If a record below holds a picture, drop the picture and copy everything else exactly.
**********
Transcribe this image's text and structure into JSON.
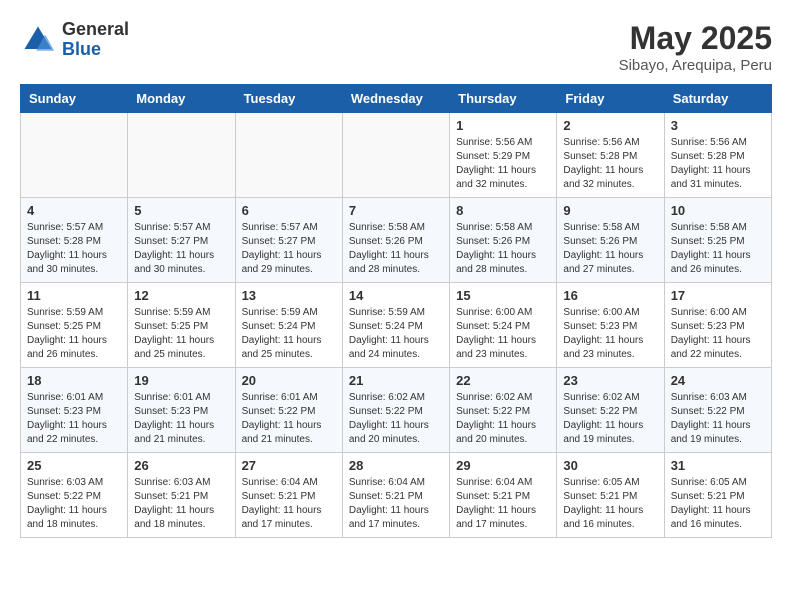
{
  "logo": {
    "general": "General",
    "blue": "Blue"
  },
  "title": "May 2025",
  "subtitle": "Sibayo, Arequipa, Peru",
  "headers": [
    "Sunday",
    "Monday",
    "Tuesday",
    "Wednesday",
    "Thursday",
    "Friday",
    "Saturday"
  ],
  "weeks": [
    [
      {
        "day": "",
        "content": ""
      },
      {
        "day": "",
        "content": ""
      },
      {
        "day": "",
        "content": ""
      },
      {
        "day": "",
        "content": ""
      },
      {
        "day": "1",
        "content": "Sunrise: 5:56 AM\nSunset: 5:29 PM\nDaylight: 11 hours\nand 32 minutes."
      },
      {
        "day": "2",
        "content": "Sunrise: 5:56 AM\nSunset: 5:28 PM\nDaylight: 11 hours\nand 32 minutes."
      },
      {
        "day": "3",
        "content": "Sunrise: 5:56 AM\nSunset: 5:28 PM\nDaylight: 11 hours\nand 31 minutes."
      }
    ],
    [
      {
        "day": "4",
        "content": "Sunrise: 5:57 AM\nSunset: 5:28 PM\nDaylight: 11 hours\nand 30 minutes."
      },
      {
        "day": "5",
        "content": "Sunrise: 5:57 AM\nSunset: 5:27 PM\nDaylight: 11 hours\nand 30 minutes."
      },
      {
        "day": "6",
        "content": "Sunrise: 5:57 AM\nSunset: 5:27 PM\nDaylight: 11 hours\nand 29 minutes."
      },
      {
        "day": "7",
        "content": "Sunrise: 5:58 AM\nSunset: 5:26 PM\nDaylight: 11 hours\nand 28 minutes."
      },
      {
        "day": "8",
        "content": "Sunrise: 5:58 AM\nSunset: 5:26 PM\nDaylight: 11 hours\nand 28 minutes."
      },
      {
        "day": "9",
        "content": "Sunrise: 5:58 AM\nSunset: 5:26 PM\nDaylight: 11 hours\nand 27 minutes."
      },
      {
        "day": "10",
        "content": "Sunrise: 5:58 AM\nSunset: 5:25 PM\nDaylight: 11 hours\nand 26 minutes."
      }
    ],
    [
      {
        "day": "11",
        "content": "Sunrise: 5:59 AM\nSunset: 5:25 PM\nDaylight: 11 hours\nand 26 minutes."
      },
      {
        "day": "12",
        "content": "Sunrise: 5:59 AM\nSunset: 5:25 PM\nDaylight: 11 hours\nand 25 minutes."
      },
      {
        "day": "13",
        "content": "Sunrise: 5:59 AM\nSunset: 5:24 PM\nDaylight: 11 hours\nand 25 minutes."
      },
      {
        "day": "14",
        "content": "Sunrise: 5:59 AM\nSunset: 5:24 PM\nDaylight: 11 hours\nand 24 minutes."
      },
      {
        "day": "15",
        "content": "Sunrise: 6:00 AM\nSunset: 5:24 PM\nDaylight: 11 hours\nand 23 minutes."
      },
      {
        "day": "16",
        "content": "Sunrise: 6:00 AM\nSunset: 5:23 PM\nDaylight: 11 hours\nand 23 minutes."
      },
      {
        "day": "17",
        "content": "Sunrise: 6:00 AM\nSunset: 5:23 PM\nDaylight: 11 hours\nand 22 minutes."
      }
    ],
    [
      {
        "day": "18",
        "content": "Sunrise: 6:01 AM\nSunset: 5:23 PM\nDaylight: 11 hours\nand 22 minutes."
      },
      {
        "day": "19",
        "content": "Sunrise: 6:01 AM\nSunset: 5:23 PM\nDaylight: 11 hours\nand 21 minutes."
      },
      {
        "day": "20",
        "content": "Sunrise: 6:01 AM\nSunset: 5:22 PM\nDaylight: 11 hours\nand 21 minutes."
      },
      {
        "day": "21",
        "content": "Sunrise: 6:02 AM\nSunset: 5:22 PM\nDaylight: 11 hours\nand 20 minutes."
      },
      {
        "day": "22",
        "content": "Sunrise: 6:02 AM\nSunset: 5:22 PM\nDaylight: 11 hours\nand 20 minutes."
      },
      {
        "day": "23",
        "content": "Sunrise: 6:02 AM\nSunset: 5:22 PM\nDaylight: 11 hours\nand 19 minutes."
      },
      {
        "day": "24",
        "content": "Sunrise: 6:03 AM\nSunset: 5:22 PM\nDaylight: 11 hours\nand 19 minutes."
      }
    ],
    [
      {
        "day": "25",
        "content": "Sunrise: 6:03 AM\nSunset: 5:22 PM\nDaylight: 11 hours\nand 18 minutes."
      },
      {
        "day": "26",
        "content": "Sunrise: 6:03 AM\nSunset: 5:21 PM\nDaylight: 11 hours\nand 18 minutes."
      },
      {
        "day": "27",
        "content": "Sunrise: 6:04 AM\nSunset: 5:21 PM\nDaylight: 11 hours\nand 17 minutes."
      },
      {
        "day": "28",
        "content": "Sunrise: 6:04 AM\nSunset: 5:21 PM\nDaylight: 11 hours\nand 17 minutes."
      },
      {
        "day": "29",
        "content": "Sunrise: 6:04 AM\nSunset: 5:21 PM\nDaylight: 11 hours\nand 17 minutes."
      },
      {
        "day": "30",
        "content": "Sunrise: 6:05 AM\nSunset: 5:21 PM\nDaylight: 11 hours\nand 16 minutes."
      },
      {
        "day": "31",
        "content": "Sunrise: 6:05 AM\nSunset: 5:21 PM\nDaylight: 11 hours\nand 16 minutes."
      }
    ]
  ]
}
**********
→ **Exercise answer**
Transcribe this image's text and structure into JSON.
{
  "logo": {
    "general": "General",
    "blue": "Blue"
  },
  "title": "May 2025",
  "subtitle": "Sibayo, Arequipa, Peru",
  "headers": [
    "Sunday",
    "Monday",
    "Tuesday",
    "Wednesday",
    "Thursday",
    "Friday",
    "Saturday"
  ],
  "weeks": [
    [
      {
        "day": "",
        "content": ""
      },
      {
        "day": "",
        "content": ""
      },
      {
        "day": "",
        "content": ""
      },
      {
        "day": "",
        "content": ""
      },
      {
        "day": "1",
        "content": "Sunrise: 5:56 AM\nSunset: 5:29 PM\nDaylight: 11 hours\nand 32 minutes."
      },
      {
        "day": "2",
        "content": "Sunrise: 5:56 AM\nSunset: 5:28 PM\nDaylight: 11 hours\nand 32 minutes."
      },
      {
        "day": "3",
        "content": "Sunrise: 5:56 AM\nSunset: 5:28 PM\nDaylight: 11 hours\nand 31 minutes."
      }
    ],
    [
      {
        "day": "4",
        "content": "Sunrise: 5:57 AM\nSunset: 5:28 PM\nDaylight: 11 hours\nand 30 minutes."
      },
      {
        "day": "5",
        "content": "Sunrise: 5:57 AM\nSunset: 5:27 PM\nDaylight: 11 hours\nand 30 minutes."
      },
      {
        "day": "6",
        "content": "Sunrise: 5:57 AM\nSunset: 5:27 PM\nDaylight: 11 hours\nand 29 minutes."
      },
      {
        "day": "7",
        "content": "Sunrise: 5:58 AM\nSunset: 5:26 PM\nDaylight: 11 hours\nand 28 minutes."
      },
      {
        "day": "8",
        "content": "Sunrise: 5:58 AM\nSunset: 5:26 PM\nDaylight: 11 hours\nand 28 minutes."
      },
      {
        "day": "9",
        "content": "Sunrise: 5:58 AM\nSunset: 5:26 PM\nDaylight: 11 hours\nand 27 minutes."
      },
      {
        "day": "10",
        "content": "Sunrise: 5:58 AM\nSunset: 5:25 PM\nDaylight: 11 hours\nand 26 minutes."
      }
    ],
    [
      {
        "day": "11",
        "content": "Sunrise: 5:59 AM\nSunset: 5:25 PM\nDaylight: 11 hours\nand 26 minutes."
      },
      {
        "day": "12",
        "content": "Sunrise: 5:59 AM\nSunset: 5:25 PM\nDaylight: 11 hours\nand 25 minutes."
      },
      {
        "day": "13",
        "content": "Sunrise: 5:59 AM\nSunset: 5:24 PM\nDaylight: 11 hours\nand 25 minutes."
      },
      {
        "day": "14",
        "content": "Sunrise: 5:59 AM\nSunset: 5:24 PM\nDaylight: 11 hours\nand 24 minutes."
      },
      {
        "day": "15",
        "content": "Sunrise: 6:00 AM\nSunset: 5:24 PM\nDaylight: 11 hours\nand 23 minutes."
      },
      {
        "day": "16",
        "content": "Sunrise: 6:00 AM\nSunset: 5:23 PM\nDaylight: 11 hours\nand 23 minutes."
      },
      {
        "day": "17",
        "content": "Sunrise: 6:00 AM\nSunset: 5:23 PM\nDaylight: 11 hours\nand 22 minutes."
      }
    ],
    [
      {
        "day": "18",
        "content": "Sunrise: 6:01 AM\nSunset: 5:23 PM\nDaylight: 11 hours\nand 22 minutes."
      },
      {
        "day": "19",
        "content": "Sunrise: 6:01 AM\nSunset: 5:23 PM\nDaylight: 11 hours\nand 21 minutes."
      },
      {
        "day": "20",
        "content": "Sunrise: 6:01 AM\nSunset: 5:22 PM\nDaylight: 11 hours\nand 21 minutes."
      },
      {
        "day": "21",
        "content": "Sunrise: 6:02 AM\nSunset: 5:22 PM\nDaylight: 11 hours\nand 20 minutes."
      },
      {
        "day": "22",
        "content": "Sunrise: 6:02 AM\nSunset: 5:22 PM\nDaylight: 11 hours\nand 20 minutes."
      },
      {
        "day": "23",
        "content": "Sunrise: 6:02 AM\nSunset: 5:22 PM\nDaylight: 11 hours\nand 19 minutes."
      },
      {
        "day": "24",
        "content": "Sunrise: 6:03 AM\nSunset: 5:22 PM\nDaylight: 11 hours\nand 19 minutes."
      }
    ],
    [
      {
        "day": "25",
        "content": "Sunrise: 6:03 AM\nSunset: 5:22 PM\nDaylight: 11 hours\nand 18 minutes."
      },
      {
        "day": "26",
        "content": "Sunrise: 6:03 AM\nSunset: 5:21 PM\nDaylight: 11 hours\nand 18 minutes."
      },
      {
        "day": "27",
        "content": "Sunrise: 6:04 AM\nSunset: 5:21 PM\nDaylight: 11 hours\nand 17 minutes."
      },
      {
        "day": "28",
        "content": "Sunrise: 6:04 AM\nSunset: 5:21 PM\nDaylight: 11 hours\nand 17 minutes."
      },
      {
        "day": "29",
        "content": "Sunrise: 6:04 AM\nSunset: 5:21 PM\nDaylight: 11 hours\nand 17 minutes."
      },
      {
        "day": "30",
        "content": "Sunrise: 6:05 AM\nSunset: 5:21 PM\nDaylight: 11 hours\nand 16 minutes."
      },
      {
        "day": "31",
        "content": "Sunrise: 6:05 AM\nSunset: 5:21 PM\nDaylight: 11 hours\nand 16 minutes."
      }
    ]
  ]
}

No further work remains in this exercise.